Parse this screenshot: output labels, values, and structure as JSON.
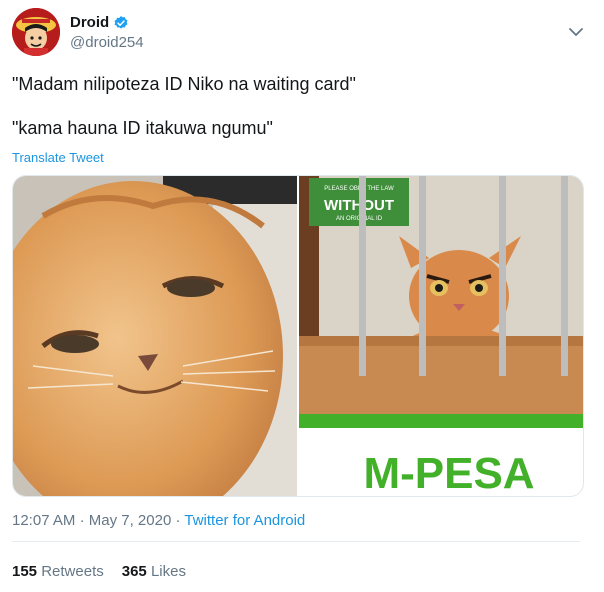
{
  "user": {
    "display_name": "Droid",
    "handle": "@droid254"
  },
  "tweet": {
    "line1": "\"Madam nilipoteza ID Niko na waiting card\"",
    "line2": "\"kama hauna ID itakuwa ngumu\"",
    "translate_label": "Translate Tweet"
  },
  "media": {
    "right_sign_text": "WITHOUT",
    "right_sign_small": "PLEASE OBEY THE LAW · NO TRANSACTION · AN ORIGINAL ID",
    "right_banner": "M-PESA"
  },
  "meta": {
    "time": "12:07 AM",
    "separator1": "·",
    "date": "May 7, 2020",
    "separator2": "·",
    "source": "Twitter for Android"
  },
  "stats": {
    "retweets_count": "155",
    "retweets_label": "Retweets",
    "likes_count": "365",
    "likes_label": "Likes"
  },
  "colors": {
    "link": "#1b95e0",
    "secondary": "#657786",
    "verified": "#1da1f2",
    "mpesa_green": "#43b02a"
  }
}
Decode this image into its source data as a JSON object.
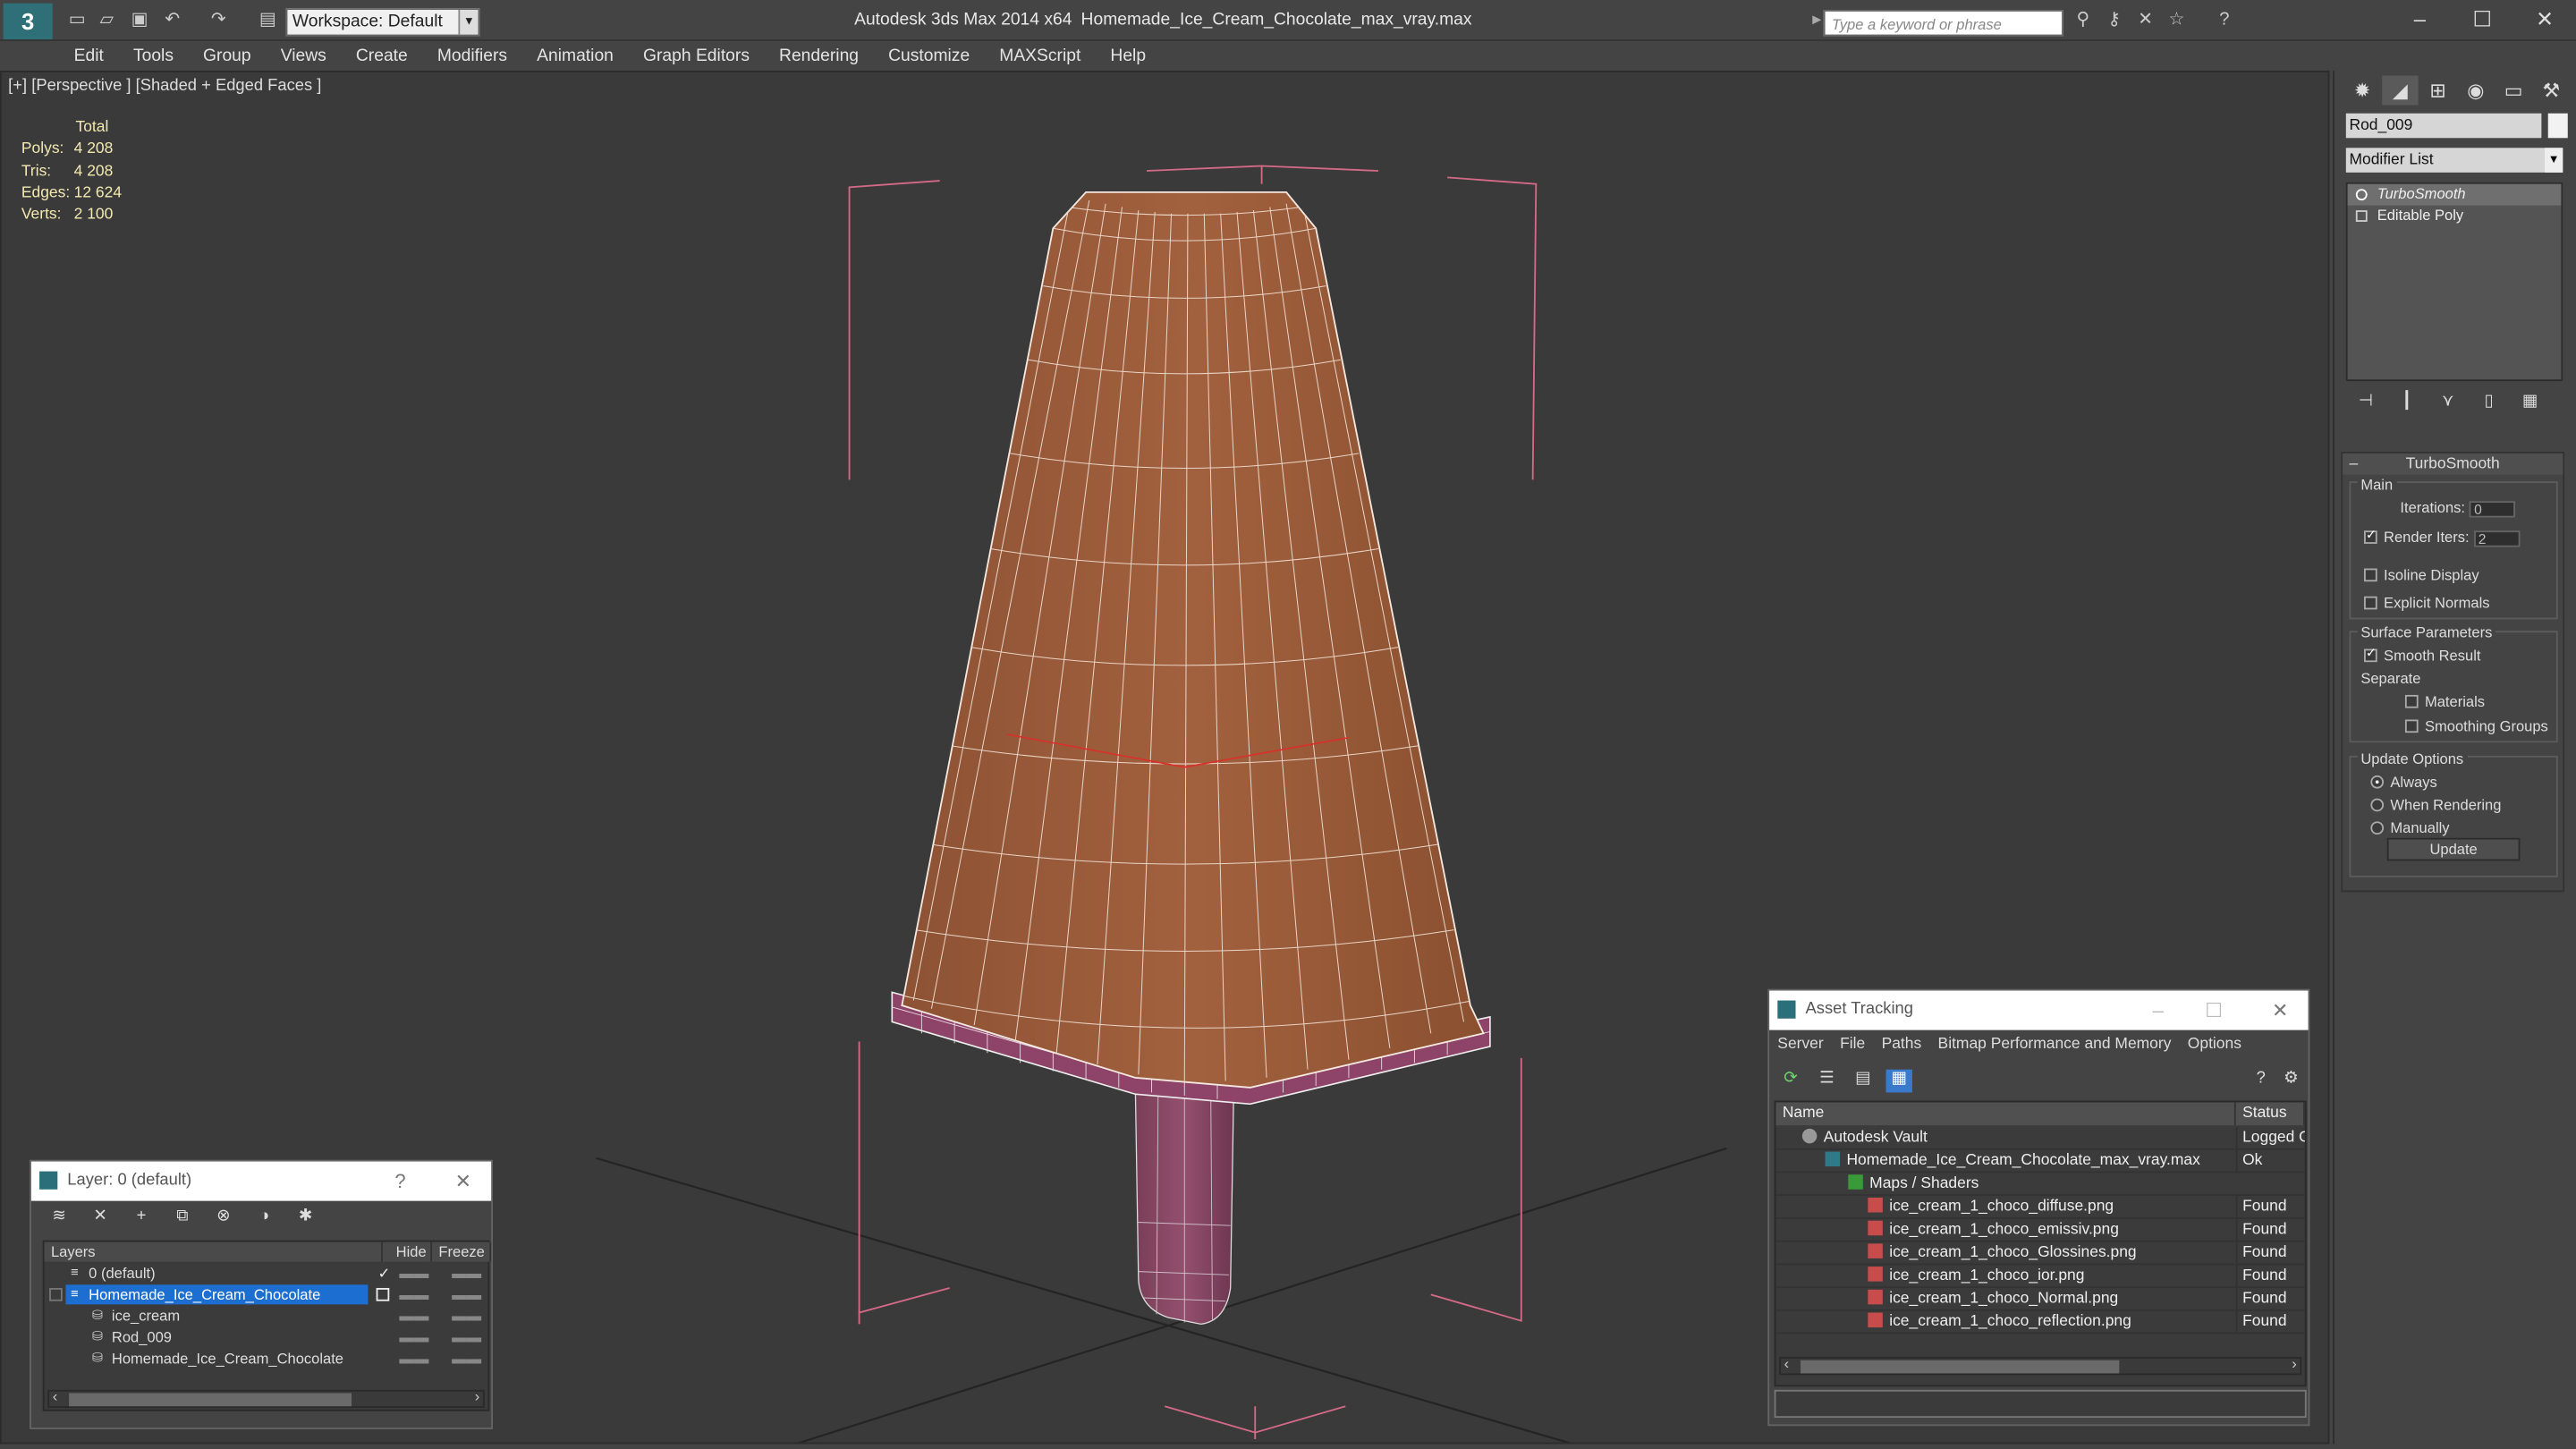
{
  "app": {
    "name": "Autodesk 3ds Max  2014 x64",
    "file": "Homemade_Ice_Cream_Chocolate_max_vray.max",
    "workspace": "Workspace: Default",
    "search_placeholder": "Type a keyword or phrase"
  },
  "menu": [
    "Edit",
    "Tools",
    "Group",
    "Views",
    "Create",
    "Modifiers",
    "Animation",
    "Graph Editors",
    "Rendering",
    "Customize",
    "MAXScript",
    "Help"
  ],
  "viewport": {
    "label": "[+] [Perspective ] [Shaded + Edged Faces ]",
    "stats": {
      "header": "Total",
      "polys_label": "Polys:",
      "polys": "4 208",
      "tris_label": "Tris:",
      "tris": "4 208",
      "edges_label": "Edges:",
      "edges": "12 624",
      "verts_label": "Verts:",
      "verts": "2 100"
    }
  },
  "command_panel": {
    "object_name": "Rod_009",
    "modifier_list": "Modifier List",
    "stack": [
      "TurboSmooth",
      "Editable Poly"
    ],
    "rollout_title": "TurboSmooth",
    "main_label": "Main",
    "iterations_label": "Iterations:",
    "iterations": "0",
    "render_iters_label": "Render Iters:",
    "render_iters": "2",
    "isoline": "Isoline Display",
    "explicit": "Explicit Normals",
    "surface_label": "Surface Parameters",
    "smooth_result": "Smooth Result",
    "separate_label": "Separate",
    "materials": "Materials",
    "smoothing_groups": "Smoothing Groups",
    "update_options_label": "Update Options",
    "always": "Always",
    "when_rendering": "When Rendering",
    "manually": "Manually",
    "update_button": "Update"
  },
  "layer_window": {
    "title": "Layer: 0 (default)",
    "help": "?",
    "col_layers": "Layers",
    "col_hide": "Hide",
    "col_freeze": "Freeze",
    "rows": [
      {
        "name": "0 (default)",
        "indent": 0,
        "selected": false
      },
      {
        "name": "Homemade_Ice_Cream_Chocolate",
        "indent": 0,
        "selected": true
      },
      {
        "name": "ice_cream",
        "indent": 1,
        "selected": false
      },
      {
        "name": "Rod_009",
        "indent": 1,
        "selected": false
      },
      {
        "name": "Homemade_Ice_Cream_Chocolate",
        "indent": 1,
        "selected": false
      }
    ]
  },
  "asset_window": {
    "title": "Asset Tracking",
    "menu": [
      "Server",
      "File",
      "Paths",
      "Bitmap Performance and Memory",
      "Options"
    ],
    "col_name": "Name",
    "col_status": "Status",
    "rows": [
      {
        "name": "Autodesk Vault",
        "status": "Logged O",
        "indent": 1
      },
      {
        "name": "Homemade_Ice_Cream_Chocolate_max_vray.max",
        "status": "Ok",
        "indent": 2
      },
      {
        "name": "Maps / Shaders",
        "status": "",
        "indent": 3
      },
      {
        "name": "ice_cream_1_choco_diffuse.png",
        "status": "Found",
        "indent": 4
      },
      {
        "name": "ice_cream_1_choco_emissiv.png",
        "status": "Found",
        "indent": 4
      },
      {
        "name": "ice_cream_1_choco_Glossines.png",
        "status": "Found",
        "indent": 4
      },
      {
        "name": "ice_cream_1_choco_ior.png",
        "status": "Found",
        "indent": 4
      },
      {
        "name": "ice_cream_1_choco_Normal.png",
        "status": "Found",
        "indent": 4
      },
      {
        "name": "ice_cream_1_choco_reflection.png",
        "status": "Found",
        "indent": 4
      }
    ]
  }
}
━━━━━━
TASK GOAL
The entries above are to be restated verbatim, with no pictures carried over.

EXERCISE RESULT
Parse this screenshot: output labels, values, and structure as JSON.
{
  "user": {
    "display_name": "Droid",
    "handle": "@droid254"
  },
  "tweet": {
    "line1": "\"Madam nilipoteza ID Niko na waiting card\"",
    "line2": "\"kama hauna ID itakuwa ngumu\"",
    "translate_label": "Translate Tweet"
  },
  "media": {
    "right_sign_text": "WITHOUT",
    "right_sign_small": "PLEASE OBEY THE LAW · NO TRANSACTION · AN ORIGINAL ID",
    "right_banner": "M-PESA"
  },
  "meta": {
    "time": "12:07 AM",
    "separator1": "·",
    "date": "May 7, 2020",
    "separator2": "·",
    "source": "Twitter for Android"
  },
  "stats": {
    "retweets_count": "155",
    "retweets_label": "Retweets",
    "likes_count": "365",
    "likes_label": "Likes"
  },
  "colors": {
    "link": "#1b95e0",
    "secondary": "#657786",
    "verified": "#1da1f2",
    "mpesa_green": "#43b02a"
  }
}
Decode this image into its source data as a JSON object.
{
  "app": {
    "name": "Autodesk 3ds Max  2014 x64",
    "file": "Homemade_Ice_Cream_Chocolate_max_vray.max",
    "workspace": "Workspace: Default",
    "search_placeholder": "Type a keyword or phrase"
  },
  "menu": [
    "Edit",
    "Tools",
    "Group",
    "Views",
    "Create",
    "Modifiers",
    "Animation",
    "Graph Editors",
    "Rendering",
    "Customize",
    "MAXScript",
    "Help"
  ],
  "viewport": {
    "label": "[+] [Perspective ] [Shaded + Edged Faces ]",
    "stats": {
      "header": "Total",
      "polys_label": "Polys:",
      "polys": "4 208",
      "tris_label": "Tris:",
      "tris": "4 208",
      "edges_label": "Edges:",
      "edges": "12 624",
      "verts_label": "Verts:",
      "verts": "2 100"
    }
  },
  "command_panel": {
    "object_name": "Rod_009",
    "modifier_list": "Modifier List",
    "stack": [
      "TurboSmooth",
      "Editable Poly"
    ],
    "rollout_title": "TurboSmooth",
    "main_label": "Main",
    "iterations_label": "Iterations:",
    "iterations": "0",
    "render_iters_label": "Render Iters:",
    "render_iters": "2",
    "isoline": "Isoline Display",
    "explicit": "Explicit Normals",
    "surface_label": "Surface Parameters",
    "smooth_result": "Smooth Result",
    "separate_label": "Separate",
    "materials": "Materials",
    "smoothing_groups": "Smoothing Groups",
    "update_options_label": "Update Options",
    "always": "Always",
    "when_rendering": "When Rendering",
    "manually": "Manually",
    "update_button": "Update"
  },
  "layer_window": {
    "title": "Layer: 0 (default)",
    "help": "?",
    "col_layers": "Layers",
    "col_hide": "Hide",
    "col_freeze": "Freeze",
    "rows": [
      {
        "name": "0 (default)",
        "indent": 0,
        "selected": false
      },
      {
        "name": "Homemade_Ice_Cream_Chocolate",
        "indent": 0,
        "selected": true
      },
      {
        "name": "ice_cream",
        "indent": 1,
        "selected": false
      },
      {
        "name": "Rod_009",
        "indent": 1,
        "selected": false
      },
      {
        "name": "Homemade_Ice_Cream_Chocolate",
        "indent": 1,
        "selected": false
      }
    ]
  },
  "asset_window": {
    "title": "Asset Tracking",
    "menu": [
      "Server",
      "File",
      "Paths",
      "Bitmap Performance and Memory",
      "Options"
    ],
    "col_name": "Name",
    "col_status": "Status",
    "rows": [
      {
        "name": "Autodesk Vault",
        "status": "Logged O",
        "indent": 1
      },
      {
        "name": "Homemade_Ice_Cream_Chocolate_max_vray.max",
        "status": "Ok",
        "indent": 2
      },
      {
        "name": "Maps / Shaders",
        "status": "",
        "indent": 3
      },
      {
        "name": "ice_cream_1_choco_diffuse.png",
        "status": "Found",
        "indent": 4
      },
      {
        "name": "ice_cream_1_choco_emissiv.png",
        "status": "Found",
        "indent": 4
      },
      {
        "name": "ice_cream_1_choco_Glossines.png",
        "status": "Found",
        "indent": 4
      },
      {
        "name": "ice_cream_1_choco_ior.png",
        "status": "Found",
        "indent": 4
      },
      {
        "name": "ice_cream_1_choco_Normal.png",
        "status": "Found",
        "indent": 4
      },
      {
        "name": "ice_cream_1_choco_reflection.png",
        "status": "Found",
        "indent": 4
      }
    ]
  }
}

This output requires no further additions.